#3: Long tail vs. short tail keyword targeting
Find a best practices article about keyword targeting, using someone else’s data (womp womp …)
Group your keywords together by theme and bucket them into number of conversions per year. You may notice that a majority of your converting keywords only convert 1-2x per year with a small percentage of your overall spend. Why? Because long-tail keywords tend to match to more specific intent, and therefore, more likely to convert (but also probably don’t show up in your Keyword Planner research because of the low search volume). Sample keywords grouped by number of conversions per year, which shows that more specific long-tail search terms likely only convert 1x per year, but also have the lowest CPA due to low MSV you probably filtered out of your keyword research:
Ask yourself: What is the ROI of focusing on targeting the right search terms that are more likely to convert, versus relying on my broad match terms to be a “catch all” that doesn’t blow my entire marketing budget?
#4: How much content do I need to build to be successful?
Determine how many keywords you’d like to rank for. Estimate that you can likely target approximately 5-10 keywords per page, split between your metadata and on-page content as much as you can without being penalized for keyword stuffing.
Identify the top competitors ranking for the content topic you believe you can compete for and recognize that individual pages can rank for thousands of keyword combinations. Once you accept that, use these competitive insights to determine buzzwords or FAQs that your content is failing to address, and fill those content gaps in order to address user pain points Treemap illustration of keyword overlap counts by domain, as well as number of Page 1 keyword rankings by URL. This highlights that individual pages can rank for hundreds, or even thousands, of non-brand keywords. Once you sort these keyword rankings by corresponding conversions, you can start to identify gaps in your existing content to prioritize:
Ask yourself: It’s probably not fair to assume I can rank for all of these. But if I can filter by conversions to understand which terms actually convert, I can hone in on those when building out new content or making optimizations to existing content.
#5: How to identify opportunities to rank for Google snippets (i.e. “rank position 0”)
Nope, nada. There’s very limited data to support which snippets convert.
Identify which terms you may have bid on that convert and marry this to organic insights that indicate that these terms also trigger a People Also Ask or other rich snippet result type. Identify which domains are ranking for these rich snippet result types that you could easily compete with to win those result types. Example PAA analysis for terms we know drive leads using our sample dataset but also trigger rich snippet results in organic SERPs, which may be stealing some of our clicks. Identifying a rich snippet winner that we can easily beat with new, better content to address real customer pain points:

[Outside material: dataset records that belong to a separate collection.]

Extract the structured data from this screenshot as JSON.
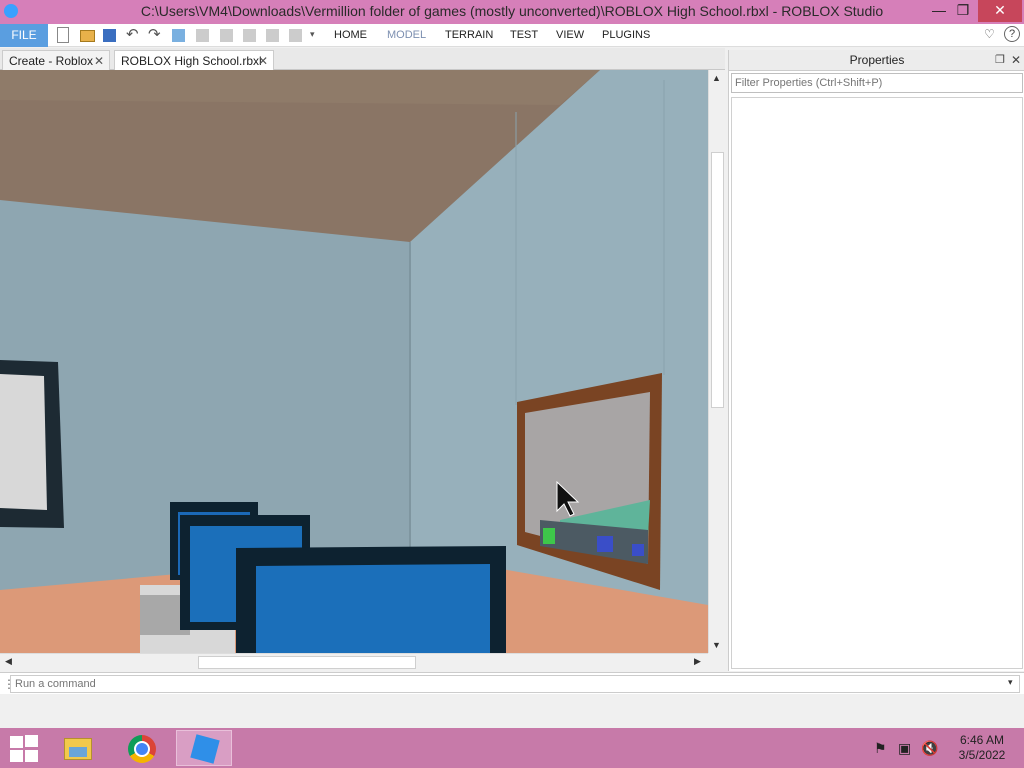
{
  "window": {
    "title": "C:\\Users\\VM4\\Downloads\\Vermillion folder of games (mostly unconverted)\\ROBLOX High School.rbxl - ROBLOX Studio",
    "minimize_glyph": "—",
    "maximize_glyph": "❐",
    "close_glyph": "✕"
  },
  "menu": {
    "file": "FILE",
    "tabs": [
      "HOME",
      "MODEL",
      "TERRAIN",
      "TEST",
      "VIEW",
      "PLUGINS"
    ],
    "active_tab": "MODEL",
    "help_glyph": "?"
  },
  "document_tabs": [
    {
      "label": "Create - Roblox",
      "active": false
    },
    {
      "label": "ROBLOX High School.rbxl",
      "active": true
    }
  ],
  "properties": {
    "title": "Properties",
    "filter_placeholder": "Filter Properties (Ctrl+Shift+P)"
  },
  "command_bar": {
    "placeholder": "Run a command"
  },
  "taskbar": {
    "apps": [
      "file-explorer-icon",
      "chrome-icon",
      "roblox-studio-icon"
    ],
    "time": "6:46 AM",
    "date": "3/5/2022"
  },
  "colors": {
    "titlebar": "#d67fb9",
    "taskbar": "#c77aa9",
    "file_button": "#5a9ee0",
    "close_button": "#c7465b"
  }
}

Ask yourself: What if we could be the preferred solution for questions that our customers may have? What would that translate to if they were to see our brand again, but in a better position to convert?

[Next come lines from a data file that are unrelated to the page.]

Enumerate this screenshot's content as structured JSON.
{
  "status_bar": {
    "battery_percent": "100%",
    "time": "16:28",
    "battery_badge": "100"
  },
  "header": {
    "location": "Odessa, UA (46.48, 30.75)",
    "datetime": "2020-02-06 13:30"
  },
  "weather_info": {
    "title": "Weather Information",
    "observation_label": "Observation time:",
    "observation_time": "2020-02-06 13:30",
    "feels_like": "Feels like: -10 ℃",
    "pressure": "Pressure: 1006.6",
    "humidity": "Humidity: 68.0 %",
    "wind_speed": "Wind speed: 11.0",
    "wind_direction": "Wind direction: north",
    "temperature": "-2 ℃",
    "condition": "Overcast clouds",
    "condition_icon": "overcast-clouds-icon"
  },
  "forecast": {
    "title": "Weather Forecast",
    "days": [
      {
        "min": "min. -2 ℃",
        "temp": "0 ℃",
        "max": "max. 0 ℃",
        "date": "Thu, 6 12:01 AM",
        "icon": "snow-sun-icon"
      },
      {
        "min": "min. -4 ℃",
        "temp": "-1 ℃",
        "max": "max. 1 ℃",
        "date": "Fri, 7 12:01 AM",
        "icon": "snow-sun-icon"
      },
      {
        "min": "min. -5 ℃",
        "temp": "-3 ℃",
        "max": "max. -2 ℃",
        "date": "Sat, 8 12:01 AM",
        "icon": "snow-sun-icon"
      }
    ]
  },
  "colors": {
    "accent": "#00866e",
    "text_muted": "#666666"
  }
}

Building better analyses starts with asking better questions. If you can identify a short list of challenges you are facing and map those to accessible datasets, you can begin to analyze with purpose. Then, you can start to connect ideas to dollars, finding pockets of opportunity to save money. Pretty soon, you’ll be taking the lunch money from those who choose to continue to rely on old, tired processes.
Taking a note from Wil’s playbook, we owe it to our clients and our organizations to be better.

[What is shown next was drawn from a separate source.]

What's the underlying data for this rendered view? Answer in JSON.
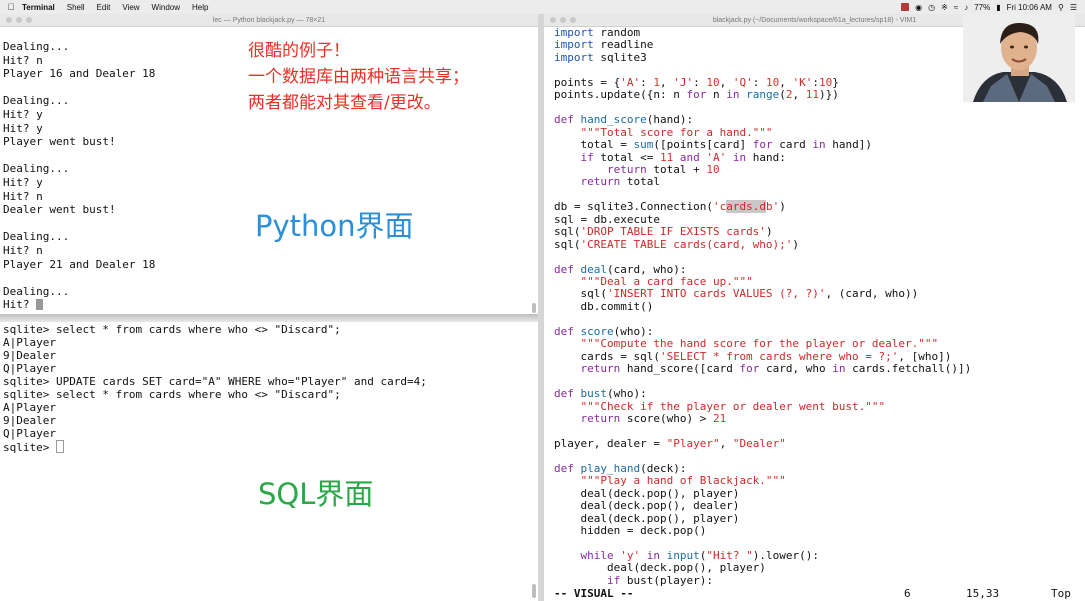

In order to move forward as an industry, we need to be able to check our egos at the door and find new ways to appreciate data. If we can lean into holistic thinking from combined data insights, we will be better equipped to handle the challenges of tomorrow.
If you’re interested in joining our mission or want to see what’s possible through data integration, contact our data strategy team.
Happy data mining :)